* Prompt: Each line of the data below that holds the word "slice" is to be reported in full.

*** Records to use Section Begins ***

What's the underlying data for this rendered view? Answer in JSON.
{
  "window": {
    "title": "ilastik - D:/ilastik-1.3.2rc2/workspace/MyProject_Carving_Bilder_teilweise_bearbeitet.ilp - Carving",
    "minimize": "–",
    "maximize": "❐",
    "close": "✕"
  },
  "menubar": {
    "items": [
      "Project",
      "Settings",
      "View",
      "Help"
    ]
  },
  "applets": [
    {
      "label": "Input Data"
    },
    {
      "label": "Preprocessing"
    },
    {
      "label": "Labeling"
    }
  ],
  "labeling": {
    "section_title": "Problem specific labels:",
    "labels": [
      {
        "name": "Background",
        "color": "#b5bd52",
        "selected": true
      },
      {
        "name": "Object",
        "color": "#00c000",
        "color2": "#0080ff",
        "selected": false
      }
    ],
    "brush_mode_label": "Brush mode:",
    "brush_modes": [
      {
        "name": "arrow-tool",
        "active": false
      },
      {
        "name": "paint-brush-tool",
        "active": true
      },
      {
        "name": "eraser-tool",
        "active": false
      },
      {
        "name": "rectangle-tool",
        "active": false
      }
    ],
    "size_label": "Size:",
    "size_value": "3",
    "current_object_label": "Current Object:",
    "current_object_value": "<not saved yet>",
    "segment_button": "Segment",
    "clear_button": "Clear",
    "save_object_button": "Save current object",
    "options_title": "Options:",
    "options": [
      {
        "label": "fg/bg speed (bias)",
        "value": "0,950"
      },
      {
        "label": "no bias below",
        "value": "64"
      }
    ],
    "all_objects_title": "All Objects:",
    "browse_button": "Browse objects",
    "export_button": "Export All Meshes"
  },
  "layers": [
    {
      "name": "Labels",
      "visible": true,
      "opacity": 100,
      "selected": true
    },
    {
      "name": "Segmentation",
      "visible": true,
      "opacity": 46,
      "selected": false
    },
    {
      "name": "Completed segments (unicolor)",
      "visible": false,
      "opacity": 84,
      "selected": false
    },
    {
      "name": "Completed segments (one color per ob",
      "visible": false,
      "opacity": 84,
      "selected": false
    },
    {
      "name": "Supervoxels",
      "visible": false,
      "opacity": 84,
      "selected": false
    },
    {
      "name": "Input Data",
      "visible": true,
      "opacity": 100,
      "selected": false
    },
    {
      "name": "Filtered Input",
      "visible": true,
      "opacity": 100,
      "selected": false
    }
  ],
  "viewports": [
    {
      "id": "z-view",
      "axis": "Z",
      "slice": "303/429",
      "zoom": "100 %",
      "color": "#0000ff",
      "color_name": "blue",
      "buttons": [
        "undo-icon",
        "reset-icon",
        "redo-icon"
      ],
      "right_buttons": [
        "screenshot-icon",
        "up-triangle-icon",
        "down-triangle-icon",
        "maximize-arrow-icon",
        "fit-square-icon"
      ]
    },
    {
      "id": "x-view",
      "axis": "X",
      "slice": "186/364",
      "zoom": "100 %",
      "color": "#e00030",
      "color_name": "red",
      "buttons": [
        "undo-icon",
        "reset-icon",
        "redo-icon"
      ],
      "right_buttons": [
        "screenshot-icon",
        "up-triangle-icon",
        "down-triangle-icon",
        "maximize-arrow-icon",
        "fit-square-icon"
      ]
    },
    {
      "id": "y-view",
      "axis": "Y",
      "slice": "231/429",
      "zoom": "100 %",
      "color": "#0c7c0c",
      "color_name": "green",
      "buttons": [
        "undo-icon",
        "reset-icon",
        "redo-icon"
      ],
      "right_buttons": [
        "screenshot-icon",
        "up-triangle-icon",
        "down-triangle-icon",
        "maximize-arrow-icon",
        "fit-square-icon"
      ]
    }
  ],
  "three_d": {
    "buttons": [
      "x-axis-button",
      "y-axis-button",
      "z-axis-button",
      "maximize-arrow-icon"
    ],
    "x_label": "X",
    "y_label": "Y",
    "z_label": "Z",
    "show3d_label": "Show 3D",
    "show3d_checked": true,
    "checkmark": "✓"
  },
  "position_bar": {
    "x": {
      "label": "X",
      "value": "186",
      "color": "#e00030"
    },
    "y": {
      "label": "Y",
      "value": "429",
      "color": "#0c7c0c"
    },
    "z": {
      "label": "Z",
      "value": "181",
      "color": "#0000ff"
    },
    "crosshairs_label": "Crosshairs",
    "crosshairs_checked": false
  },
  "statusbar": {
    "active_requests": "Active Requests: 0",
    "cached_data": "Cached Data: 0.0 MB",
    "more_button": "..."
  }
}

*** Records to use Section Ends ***
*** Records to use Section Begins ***

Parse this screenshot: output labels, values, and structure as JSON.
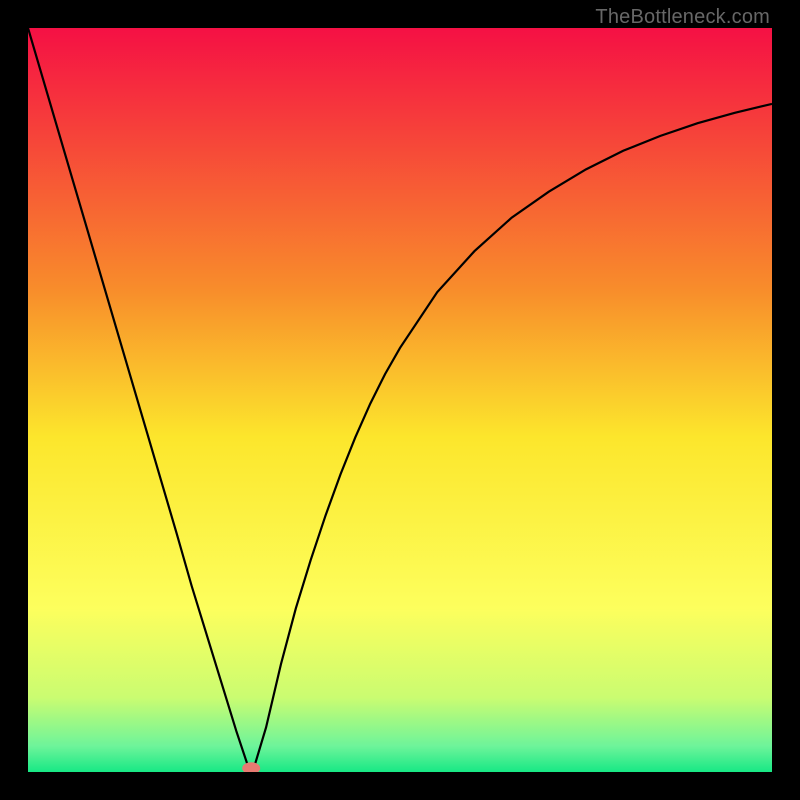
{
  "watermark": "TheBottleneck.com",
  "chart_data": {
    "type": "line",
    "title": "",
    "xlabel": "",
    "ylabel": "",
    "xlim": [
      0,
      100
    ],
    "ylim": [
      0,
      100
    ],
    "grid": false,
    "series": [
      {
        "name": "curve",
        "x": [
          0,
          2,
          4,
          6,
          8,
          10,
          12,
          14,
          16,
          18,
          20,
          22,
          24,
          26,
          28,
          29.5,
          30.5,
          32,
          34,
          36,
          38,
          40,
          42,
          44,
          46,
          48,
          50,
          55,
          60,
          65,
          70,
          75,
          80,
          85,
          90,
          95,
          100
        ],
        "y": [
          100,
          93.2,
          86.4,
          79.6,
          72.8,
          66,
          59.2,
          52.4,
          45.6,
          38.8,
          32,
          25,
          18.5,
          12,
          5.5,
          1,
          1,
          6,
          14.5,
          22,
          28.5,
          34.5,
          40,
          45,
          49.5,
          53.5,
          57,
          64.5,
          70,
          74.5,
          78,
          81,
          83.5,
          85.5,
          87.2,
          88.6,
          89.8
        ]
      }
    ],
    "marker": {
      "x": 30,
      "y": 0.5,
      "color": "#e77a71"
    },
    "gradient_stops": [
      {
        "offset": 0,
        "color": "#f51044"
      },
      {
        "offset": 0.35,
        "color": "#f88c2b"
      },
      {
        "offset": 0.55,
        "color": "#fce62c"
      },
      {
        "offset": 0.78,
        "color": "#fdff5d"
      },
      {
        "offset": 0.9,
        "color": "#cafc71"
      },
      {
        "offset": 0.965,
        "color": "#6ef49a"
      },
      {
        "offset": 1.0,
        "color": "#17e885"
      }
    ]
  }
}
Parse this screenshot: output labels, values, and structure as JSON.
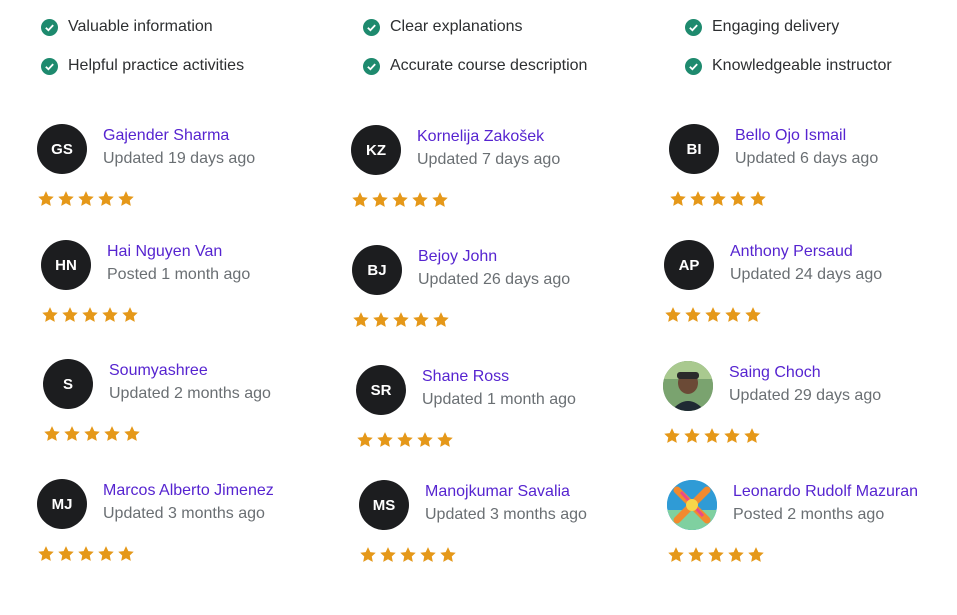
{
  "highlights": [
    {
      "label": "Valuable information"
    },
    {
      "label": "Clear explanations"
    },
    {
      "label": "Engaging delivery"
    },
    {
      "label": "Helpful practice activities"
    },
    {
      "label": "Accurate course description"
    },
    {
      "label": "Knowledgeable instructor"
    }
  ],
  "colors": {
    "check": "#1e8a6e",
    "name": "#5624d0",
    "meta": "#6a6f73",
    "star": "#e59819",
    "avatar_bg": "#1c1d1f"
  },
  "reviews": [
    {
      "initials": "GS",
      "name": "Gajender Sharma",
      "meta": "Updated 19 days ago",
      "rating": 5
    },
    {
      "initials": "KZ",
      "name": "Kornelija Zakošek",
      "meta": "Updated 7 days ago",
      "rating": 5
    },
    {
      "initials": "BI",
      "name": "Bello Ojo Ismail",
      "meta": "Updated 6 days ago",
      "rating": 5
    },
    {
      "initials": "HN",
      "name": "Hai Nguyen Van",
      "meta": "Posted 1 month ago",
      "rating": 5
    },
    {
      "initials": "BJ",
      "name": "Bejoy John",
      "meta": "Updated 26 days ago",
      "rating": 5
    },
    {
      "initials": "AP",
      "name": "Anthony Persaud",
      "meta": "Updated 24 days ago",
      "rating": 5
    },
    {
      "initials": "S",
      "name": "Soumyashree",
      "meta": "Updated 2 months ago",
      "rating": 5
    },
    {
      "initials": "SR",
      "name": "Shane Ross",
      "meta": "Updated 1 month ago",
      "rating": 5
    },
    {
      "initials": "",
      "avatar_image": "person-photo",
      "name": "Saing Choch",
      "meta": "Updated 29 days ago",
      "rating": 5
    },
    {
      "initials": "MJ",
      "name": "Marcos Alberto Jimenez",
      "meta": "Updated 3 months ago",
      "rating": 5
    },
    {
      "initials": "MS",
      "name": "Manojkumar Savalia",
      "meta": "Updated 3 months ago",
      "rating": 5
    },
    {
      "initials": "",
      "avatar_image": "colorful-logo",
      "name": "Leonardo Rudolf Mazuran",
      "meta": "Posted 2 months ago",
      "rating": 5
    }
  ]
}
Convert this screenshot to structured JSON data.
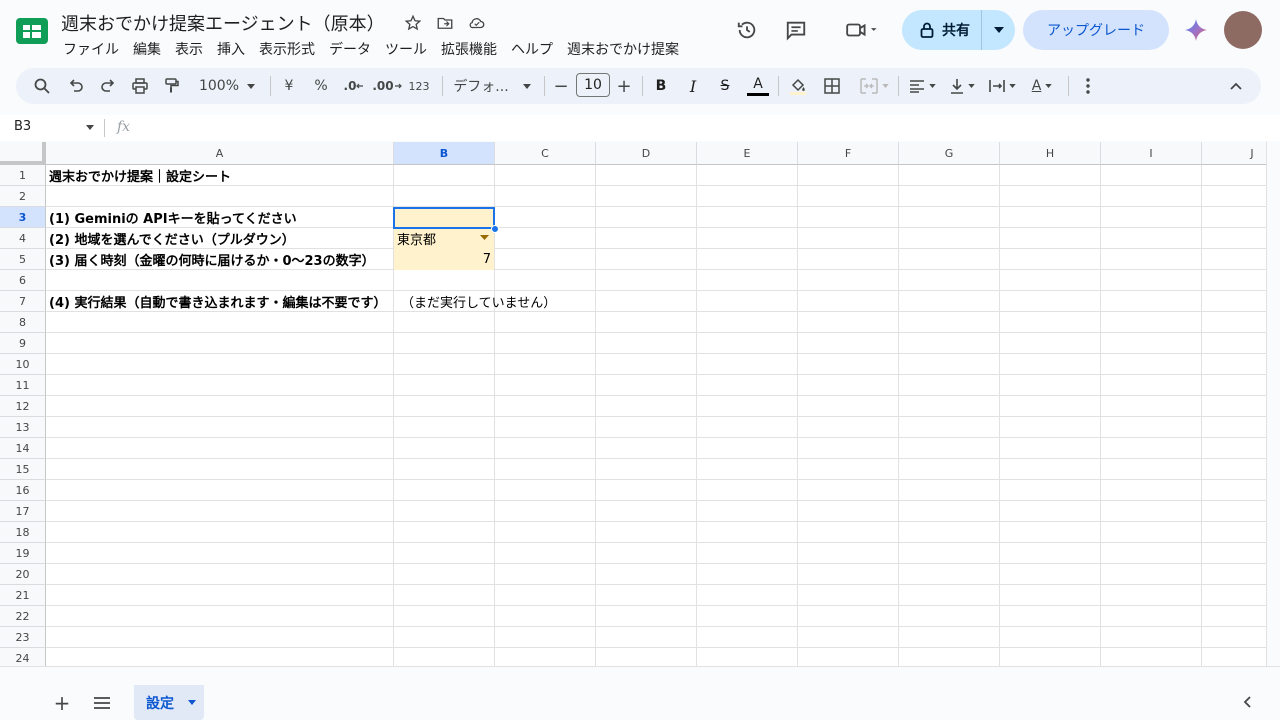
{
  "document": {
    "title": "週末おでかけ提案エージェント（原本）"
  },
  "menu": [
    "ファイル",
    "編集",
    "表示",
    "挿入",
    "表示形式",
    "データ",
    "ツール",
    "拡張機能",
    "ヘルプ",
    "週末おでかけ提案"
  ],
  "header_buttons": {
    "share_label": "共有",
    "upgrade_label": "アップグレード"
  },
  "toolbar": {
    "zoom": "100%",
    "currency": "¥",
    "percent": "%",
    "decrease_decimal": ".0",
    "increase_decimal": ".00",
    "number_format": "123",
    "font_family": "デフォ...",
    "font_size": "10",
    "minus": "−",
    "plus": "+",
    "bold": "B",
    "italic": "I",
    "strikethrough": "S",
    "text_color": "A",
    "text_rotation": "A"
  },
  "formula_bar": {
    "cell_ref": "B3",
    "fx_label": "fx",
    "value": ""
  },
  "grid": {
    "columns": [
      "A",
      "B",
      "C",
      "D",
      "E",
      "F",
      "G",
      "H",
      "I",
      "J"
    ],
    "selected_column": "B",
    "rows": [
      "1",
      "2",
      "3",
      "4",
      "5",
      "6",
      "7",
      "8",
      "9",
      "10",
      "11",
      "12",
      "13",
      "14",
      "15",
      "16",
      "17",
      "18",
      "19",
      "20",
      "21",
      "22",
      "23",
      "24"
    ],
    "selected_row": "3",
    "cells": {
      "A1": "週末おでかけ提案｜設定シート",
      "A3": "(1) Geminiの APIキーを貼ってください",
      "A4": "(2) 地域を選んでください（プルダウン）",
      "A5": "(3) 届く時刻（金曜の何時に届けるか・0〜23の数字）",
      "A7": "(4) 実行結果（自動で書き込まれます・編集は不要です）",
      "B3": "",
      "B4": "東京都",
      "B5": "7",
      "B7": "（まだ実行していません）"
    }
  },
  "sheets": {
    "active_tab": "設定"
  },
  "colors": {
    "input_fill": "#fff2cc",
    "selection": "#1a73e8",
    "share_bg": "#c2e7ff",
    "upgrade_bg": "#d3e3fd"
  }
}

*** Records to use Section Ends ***

* Solution:
      "slice": "303/429",
      "slice": "186/364",
      "slice": "231/429",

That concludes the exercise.